  17. Scattering of microwave : surface scattering and volume scattering • Surface scattering (a) scattering on the boundary surface (different dielectric constant ) (b) scattered wave is reflected to different direction from incident wave • Volume scattering (a) Penetrated electromagnetic wave is traped in the dielectical material (b) Scattered wave in object on the earth’s surface (i.e. forest)

  18. Scattering of microwave : surface and volume scatterings Scattering Models vegetation (forest) icy river surface scattering surface scattering volume scattering volume scattering surface scattering surface scattering dried sandy area surface scattering volume scattering surface scattering

  19. Polarizations Linier polarization Linier polarization Horizontal polarization Left handed circular polarization(LHCP) Circular Pol.

  20. SAR History 1953Carl Wiley (Good Year Corporation) invented SAR 1960s Civil application : archeology, real aperture interferometry 1978 SEASAT (NASA) : 25m resolution, L band 1980s ALMAZ (Soviet), Shuttle Imaging Radar (SIR)(NASA) 1991 ERS-1 (ESA), Interferometry, C band 1992 JERS-1 (JAXA), 12.5m resolution, L band 1995 RADARSAT (RSI) 1999 SRTM, single pass interferometry, 80% continental coverage 2002 ENVISAT (ESA) 2006 ALOS

  21. SARs Specification

  22. Basic Theory of SAR : Antenna wave illuminating pattern L=11.92 m b=2.2 m ‘half value’ JERS-1 SAR antenna b : antenna length in range direction L : antenna length in azimuth direction a : half value in range direction (JERS-1 : 5.3o) b: half value in azimuth direction (JERS-1 : 1.0o)

  23. y side lobe main lobe 1 1/2 x L b0 P1 sensor/antenna P0 z y L a0 x b0 b Basic Theory of SAR : Antenna Definition of half value : Po: power in the center of main lobe P1 : power in the peripheral of main lobe The half value is defined by ‘P1is attenuated to 3 dB (equally 50%) of Po’. 10log10Po/P1=3 dB or P1=0.5P0

  24. Basic Theory of SAR : Radar Equation • Radar equation : • To realize the relationship between radar received power and characteristic of scatterer. • A : effective surface of the receiver’s antenna • G : gain • : radar cross section or back scatterer surface Pt: transmitted power Ps : scattered power Pr: received power Pr=PsA/4pR2 Ps=PtG/4pR2s Pt antenna R attenuation by spreading of wave = 1/4pR2 PtG/4pR2 Scatterer Pr=Ps A/4pR2=PtGAs/(4pR2)2

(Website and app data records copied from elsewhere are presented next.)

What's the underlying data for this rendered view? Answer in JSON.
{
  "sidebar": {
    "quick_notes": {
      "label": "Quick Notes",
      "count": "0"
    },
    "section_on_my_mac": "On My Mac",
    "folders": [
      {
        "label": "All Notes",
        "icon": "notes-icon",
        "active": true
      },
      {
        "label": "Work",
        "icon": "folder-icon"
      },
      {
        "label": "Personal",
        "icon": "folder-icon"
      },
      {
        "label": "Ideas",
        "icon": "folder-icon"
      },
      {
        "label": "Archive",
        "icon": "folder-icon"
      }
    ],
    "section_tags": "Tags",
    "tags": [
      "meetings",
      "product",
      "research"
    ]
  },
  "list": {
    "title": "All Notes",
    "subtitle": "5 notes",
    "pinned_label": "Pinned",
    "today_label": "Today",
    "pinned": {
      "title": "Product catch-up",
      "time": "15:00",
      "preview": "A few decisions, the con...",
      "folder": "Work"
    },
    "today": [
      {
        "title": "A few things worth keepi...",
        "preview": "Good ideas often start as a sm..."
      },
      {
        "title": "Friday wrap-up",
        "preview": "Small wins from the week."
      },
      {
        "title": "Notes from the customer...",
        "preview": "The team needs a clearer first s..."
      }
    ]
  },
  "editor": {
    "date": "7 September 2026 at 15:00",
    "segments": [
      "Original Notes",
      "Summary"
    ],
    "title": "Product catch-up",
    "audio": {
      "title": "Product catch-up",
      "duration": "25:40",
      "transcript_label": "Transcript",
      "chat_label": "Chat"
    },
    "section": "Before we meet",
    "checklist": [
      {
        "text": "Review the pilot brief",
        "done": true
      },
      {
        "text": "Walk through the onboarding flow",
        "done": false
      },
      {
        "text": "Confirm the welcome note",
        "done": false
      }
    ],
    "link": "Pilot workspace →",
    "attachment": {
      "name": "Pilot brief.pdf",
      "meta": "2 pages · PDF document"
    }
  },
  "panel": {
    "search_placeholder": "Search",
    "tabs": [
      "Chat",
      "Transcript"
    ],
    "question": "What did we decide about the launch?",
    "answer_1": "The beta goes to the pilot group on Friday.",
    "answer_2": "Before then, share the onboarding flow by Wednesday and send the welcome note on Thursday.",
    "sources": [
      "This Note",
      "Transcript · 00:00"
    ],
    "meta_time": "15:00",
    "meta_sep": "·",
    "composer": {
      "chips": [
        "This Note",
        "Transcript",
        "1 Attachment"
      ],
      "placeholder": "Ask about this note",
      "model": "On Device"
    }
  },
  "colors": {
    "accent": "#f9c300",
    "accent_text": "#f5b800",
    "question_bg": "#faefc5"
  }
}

  25. Pulse radar Pulse power (Transmitted power) || peak power×pulse width sensor / antenna 0 22 1 20 21 18 2 19 20 17 3 18 4 19 16 JERS-1 SAR antenna 17 5 18 15 6 16 17 7 14 15 16 propagation of transmitted pulse 8 13 14 9 15 12 Rn : slant range length at near range Rf : slant range length at far range Time to receive the pulse by antenna : Near range side (start to receive) : 2Rn/C Far range side (end of receiving) : 2Rf/C+τ Continuity time of received pulse : T=(2Rf /C+τ)-2Rn/C 13 10 14 11 11 12 13 10 12 11 12 tree house Rn Rf concrete building (a)Pulse front wave Transmitted pulse received signal concrete building’s echo Signal intensity house’s echo tree’s echo 0 2 4 6 8 10 12 14 16 18 20 22 24 time Pulse width τ (b)Time flows of transmit & received signal

  26. Flowchart of SAR Signal Processing Start Parameter calculation Doppler center frequency Range compression Corner turn Azimuth compression Output image

  27. Flowchart of SAR Signal Processing Range JERS-1 satellite Azimuth corner turn North range compressed image raw data North sensor illumination azimuth compressed image rotated image

  28. B B A A

  29. ct DR q q earth’s surface q Dx

  30. frequency MHz 1282.5 1275.0 Df=15 MHz 1267.5

  31. pulse length (t) A B C transmitted pulse received pulse time t t reference signal output signal 1/Df time A B C 1/Df

  32. L b=l/L R P d

  33. Az Az t=0 t=0 R R Az t=0 R

  34. R Az